* **Records for this task**:
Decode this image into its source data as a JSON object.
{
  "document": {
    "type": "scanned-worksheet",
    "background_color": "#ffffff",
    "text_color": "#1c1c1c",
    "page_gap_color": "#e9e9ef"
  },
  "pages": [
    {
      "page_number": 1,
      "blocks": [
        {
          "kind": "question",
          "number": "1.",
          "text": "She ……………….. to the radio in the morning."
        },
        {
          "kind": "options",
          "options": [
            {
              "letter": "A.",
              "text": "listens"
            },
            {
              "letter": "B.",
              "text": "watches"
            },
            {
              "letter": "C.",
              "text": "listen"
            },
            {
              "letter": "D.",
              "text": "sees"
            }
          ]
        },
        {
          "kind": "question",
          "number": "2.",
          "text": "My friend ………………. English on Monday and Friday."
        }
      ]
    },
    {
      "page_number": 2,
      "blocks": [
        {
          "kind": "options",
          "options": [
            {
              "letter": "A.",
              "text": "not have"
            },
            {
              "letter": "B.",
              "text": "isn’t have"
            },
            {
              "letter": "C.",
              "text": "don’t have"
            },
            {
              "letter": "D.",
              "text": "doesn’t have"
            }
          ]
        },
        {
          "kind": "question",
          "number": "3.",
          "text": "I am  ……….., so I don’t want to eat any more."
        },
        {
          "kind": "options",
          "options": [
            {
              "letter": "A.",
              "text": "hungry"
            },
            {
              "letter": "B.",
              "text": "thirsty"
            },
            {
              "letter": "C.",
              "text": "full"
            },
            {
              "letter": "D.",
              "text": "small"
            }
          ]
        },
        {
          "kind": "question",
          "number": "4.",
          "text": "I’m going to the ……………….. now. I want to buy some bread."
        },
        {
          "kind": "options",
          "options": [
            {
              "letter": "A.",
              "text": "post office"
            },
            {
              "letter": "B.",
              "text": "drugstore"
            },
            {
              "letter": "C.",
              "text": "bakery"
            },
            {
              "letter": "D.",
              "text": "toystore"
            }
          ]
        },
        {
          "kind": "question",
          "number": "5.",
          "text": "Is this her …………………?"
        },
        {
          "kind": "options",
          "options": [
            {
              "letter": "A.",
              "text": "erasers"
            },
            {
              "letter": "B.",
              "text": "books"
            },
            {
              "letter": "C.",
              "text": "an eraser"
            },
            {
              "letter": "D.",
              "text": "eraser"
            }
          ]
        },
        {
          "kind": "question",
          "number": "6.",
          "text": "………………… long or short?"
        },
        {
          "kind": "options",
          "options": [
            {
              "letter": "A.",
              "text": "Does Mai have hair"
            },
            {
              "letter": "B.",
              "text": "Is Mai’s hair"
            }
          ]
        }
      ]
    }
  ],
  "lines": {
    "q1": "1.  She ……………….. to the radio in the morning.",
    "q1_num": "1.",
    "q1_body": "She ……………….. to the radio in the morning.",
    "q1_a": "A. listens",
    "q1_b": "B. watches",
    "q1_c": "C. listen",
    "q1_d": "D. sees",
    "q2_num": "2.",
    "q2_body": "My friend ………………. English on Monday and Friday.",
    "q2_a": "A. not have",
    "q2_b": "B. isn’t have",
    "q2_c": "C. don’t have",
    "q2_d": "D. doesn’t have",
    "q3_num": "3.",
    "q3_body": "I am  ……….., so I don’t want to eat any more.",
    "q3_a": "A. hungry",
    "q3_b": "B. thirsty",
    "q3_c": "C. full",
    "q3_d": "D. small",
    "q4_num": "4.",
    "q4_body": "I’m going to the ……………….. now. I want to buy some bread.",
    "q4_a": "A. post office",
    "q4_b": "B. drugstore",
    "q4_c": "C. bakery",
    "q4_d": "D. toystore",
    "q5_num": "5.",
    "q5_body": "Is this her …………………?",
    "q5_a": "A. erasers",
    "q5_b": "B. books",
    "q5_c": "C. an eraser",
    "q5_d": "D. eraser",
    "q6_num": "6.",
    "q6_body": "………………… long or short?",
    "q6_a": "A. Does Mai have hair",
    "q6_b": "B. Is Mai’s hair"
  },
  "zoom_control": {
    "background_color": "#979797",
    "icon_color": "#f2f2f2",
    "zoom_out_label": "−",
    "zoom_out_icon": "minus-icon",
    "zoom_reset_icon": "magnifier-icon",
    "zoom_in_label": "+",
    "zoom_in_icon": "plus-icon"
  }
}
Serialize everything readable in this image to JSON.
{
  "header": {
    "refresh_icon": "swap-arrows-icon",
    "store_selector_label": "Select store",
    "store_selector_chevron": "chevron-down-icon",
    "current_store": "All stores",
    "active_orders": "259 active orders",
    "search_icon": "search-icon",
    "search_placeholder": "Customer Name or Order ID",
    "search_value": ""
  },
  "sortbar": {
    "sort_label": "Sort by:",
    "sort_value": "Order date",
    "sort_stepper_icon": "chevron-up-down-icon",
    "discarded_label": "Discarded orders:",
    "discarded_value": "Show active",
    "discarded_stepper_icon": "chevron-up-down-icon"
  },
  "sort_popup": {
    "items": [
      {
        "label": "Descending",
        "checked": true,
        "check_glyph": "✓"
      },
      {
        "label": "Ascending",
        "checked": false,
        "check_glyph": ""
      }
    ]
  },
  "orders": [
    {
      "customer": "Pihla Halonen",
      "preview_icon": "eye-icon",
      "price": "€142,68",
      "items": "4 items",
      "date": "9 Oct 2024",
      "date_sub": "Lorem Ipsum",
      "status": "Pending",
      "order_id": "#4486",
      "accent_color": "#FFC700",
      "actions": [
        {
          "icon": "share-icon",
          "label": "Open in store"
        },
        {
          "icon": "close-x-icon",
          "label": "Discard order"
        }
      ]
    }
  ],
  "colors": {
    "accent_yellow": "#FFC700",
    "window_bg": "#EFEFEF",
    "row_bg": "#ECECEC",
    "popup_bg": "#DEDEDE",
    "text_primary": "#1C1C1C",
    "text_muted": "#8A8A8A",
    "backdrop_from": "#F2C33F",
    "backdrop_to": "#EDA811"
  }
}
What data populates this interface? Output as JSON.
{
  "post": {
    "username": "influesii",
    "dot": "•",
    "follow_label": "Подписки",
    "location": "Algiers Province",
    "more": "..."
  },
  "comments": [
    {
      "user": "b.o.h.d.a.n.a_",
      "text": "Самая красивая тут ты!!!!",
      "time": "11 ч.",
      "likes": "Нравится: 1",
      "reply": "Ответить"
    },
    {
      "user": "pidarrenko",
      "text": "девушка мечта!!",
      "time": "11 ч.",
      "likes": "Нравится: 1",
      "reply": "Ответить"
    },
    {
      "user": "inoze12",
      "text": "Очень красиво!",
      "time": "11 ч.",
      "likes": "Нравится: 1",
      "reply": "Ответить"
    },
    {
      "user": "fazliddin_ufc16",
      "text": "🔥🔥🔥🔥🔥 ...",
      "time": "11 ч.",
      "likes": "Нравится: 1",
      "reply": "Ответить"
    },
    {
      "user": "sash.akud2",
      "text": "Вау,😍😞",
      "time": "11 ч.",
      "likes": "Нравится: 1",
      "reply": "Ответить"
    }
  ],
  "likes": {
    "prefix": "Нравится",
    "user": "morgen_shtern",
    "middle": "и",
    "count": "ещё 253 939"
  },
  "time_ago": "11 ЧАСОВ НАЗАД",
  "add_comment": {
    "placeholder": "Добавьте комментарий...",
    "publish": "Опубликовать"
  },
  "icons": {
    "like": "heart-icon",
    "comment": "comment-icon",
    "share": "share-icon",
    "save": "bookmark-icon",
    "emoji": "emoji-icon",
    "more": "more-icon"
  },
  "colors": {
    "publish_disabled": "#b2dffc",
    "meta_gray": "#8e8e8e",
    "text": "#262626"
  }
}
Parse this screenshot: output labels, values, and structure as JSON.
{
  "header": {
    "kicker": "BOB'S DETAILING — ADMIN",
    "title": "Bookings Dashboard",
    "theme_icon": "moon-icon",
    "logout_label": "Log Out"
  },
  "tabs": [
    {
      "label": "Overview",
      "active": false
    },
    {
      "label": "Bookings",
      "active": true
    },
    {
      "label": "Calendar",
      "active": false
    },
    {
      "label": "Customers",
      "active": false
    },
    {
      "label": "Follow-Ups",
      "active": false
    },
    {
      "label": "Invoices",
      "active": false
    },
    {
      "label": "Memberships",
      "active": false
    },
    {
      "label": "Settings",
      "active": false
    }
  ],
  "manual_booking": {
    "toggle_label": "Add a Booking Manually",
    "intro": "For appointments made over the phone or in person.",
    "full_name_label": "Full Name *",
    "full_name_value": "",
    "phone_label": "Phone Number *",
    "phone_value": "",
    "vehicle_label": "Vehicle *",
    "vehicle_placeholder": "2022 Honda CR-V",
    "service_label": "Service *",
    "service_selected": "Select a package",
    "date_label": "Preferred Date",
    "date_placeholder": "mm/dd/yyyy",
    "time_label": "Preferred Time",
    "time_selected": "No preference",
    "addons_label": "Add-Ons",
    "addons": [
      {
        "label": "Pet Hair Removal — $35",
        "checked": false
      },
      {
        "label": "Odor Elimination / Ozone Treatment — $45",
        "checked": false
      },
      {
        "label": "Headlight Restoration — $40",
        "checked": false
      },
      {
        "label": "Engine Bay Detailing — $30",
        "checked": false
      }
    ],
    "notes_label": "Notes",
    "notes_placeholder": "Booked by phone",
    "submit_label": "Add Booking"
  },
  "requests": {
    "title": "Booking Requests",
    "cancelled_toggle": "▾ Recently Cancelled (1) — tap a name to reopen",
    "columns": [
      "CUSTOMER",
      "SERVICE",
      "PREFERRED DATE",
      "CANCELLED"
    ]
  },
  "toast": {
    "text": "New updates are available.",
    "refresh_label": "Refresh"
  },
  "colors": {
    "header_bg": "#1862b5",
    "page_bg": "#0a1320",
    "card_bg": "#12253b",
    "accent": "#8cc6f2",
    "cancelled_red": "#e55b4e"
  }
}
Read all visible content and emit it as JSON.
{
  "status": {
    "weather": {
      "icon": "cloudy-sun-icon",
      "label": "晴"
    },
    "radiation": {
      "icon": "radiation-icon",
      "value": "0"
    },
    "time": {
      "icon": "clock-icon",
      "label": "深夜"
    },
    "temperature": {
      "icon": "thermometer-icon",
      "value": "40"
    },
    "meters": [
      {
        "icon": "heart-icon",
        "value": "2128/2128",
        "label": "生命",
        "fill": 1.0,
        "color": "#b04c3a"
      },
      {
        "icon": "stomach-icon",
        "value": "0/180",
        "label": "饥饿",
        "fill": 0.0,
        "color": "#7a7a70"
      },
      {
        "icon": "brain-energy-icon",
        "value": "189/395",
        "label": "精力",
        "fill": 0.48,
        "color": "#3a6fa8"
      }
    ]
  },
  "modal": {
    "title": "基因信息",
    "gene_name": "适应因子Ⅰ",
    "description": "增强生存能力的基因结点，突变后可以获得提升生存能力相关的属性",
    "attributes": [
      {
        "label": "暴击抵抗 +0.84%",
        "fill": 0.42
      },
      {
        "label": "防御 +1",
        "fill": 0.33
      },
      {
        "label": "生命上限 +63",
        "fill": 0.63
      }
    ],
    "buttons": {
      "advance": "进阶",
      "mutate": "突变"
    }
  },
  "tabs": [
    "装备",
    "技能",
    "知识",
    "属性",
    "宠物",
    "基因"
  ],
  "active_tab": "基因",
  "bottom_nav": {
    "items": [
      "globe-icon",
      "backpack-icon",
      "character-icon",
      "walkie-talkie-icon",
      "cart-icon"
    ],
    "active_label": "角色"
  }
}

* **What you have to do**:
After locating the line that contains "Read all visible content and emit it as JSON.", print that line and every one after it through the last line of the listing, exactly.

* **Exercise solution**:
Read all visible content and emit it as JSON.
{
  "status": {
    "weather": {
      "icon": "cloudy-sun-icon",
      "label": "晴"
    },
    "radiation": {
      "icon": "radiation-icon",
      "value": "0"
    },
    "time": {
      "icon": "clock-icon",
      "label": "深夜"
    },
    "temperature": {
      "icon": "thermometer-icon",
      "value": "40"
    },
    "meters": [
      {
        "icon": "heart-icon",
        "value": "2128/2128",
        "label": "生命",
        "fill": 1.0,
        "color": "#b04c3a"
      },
      {
        "icon": "stomach-icon",
        "value": "0/180",
        "label": "饥饿",
        "fill": 0.0,
        "color": "#7a7a70"
      },
      {
        "icon": "brain-energy-icon",
        "value": "189/395",
        "label": "精力",
        "fill": 0.48,
        "color": "#3a6fa8"
      }
    ]
  },
  "modal": {
    "title": "基因信息",
    "gene_name": "适应因子Ⅰ",
    "description": "增强生存能力的基因结点，突变后可以获得提升生存能力相关的属性",
    "attributes": [
      {
        "label": "暴击抵抗 +0.84%",
        "fill": 0.42
      },
      {
        "label": "防御 +1",
        "fill": 0.33
      },
      {
        "label": "生命上限 +63",
        "fill": 0.63
      }
    ],
    "buttons": {
      "advance": "进阶",
      "mutate": "突变"
    }
  },
  "tabs": [
    "装备",
    "技能",
    "知识",
    "属性",
    "宠物",
    "基因"
  ],
  "active_tab": "基因",
  "bottom_nav": {
    "items": [
      "globe-icon",
      "backpack-icon",
      "character-icon",
      "walkie-talkie-icon",
      "cart-icon"
    ],
    "active_label": "角色"
  }
}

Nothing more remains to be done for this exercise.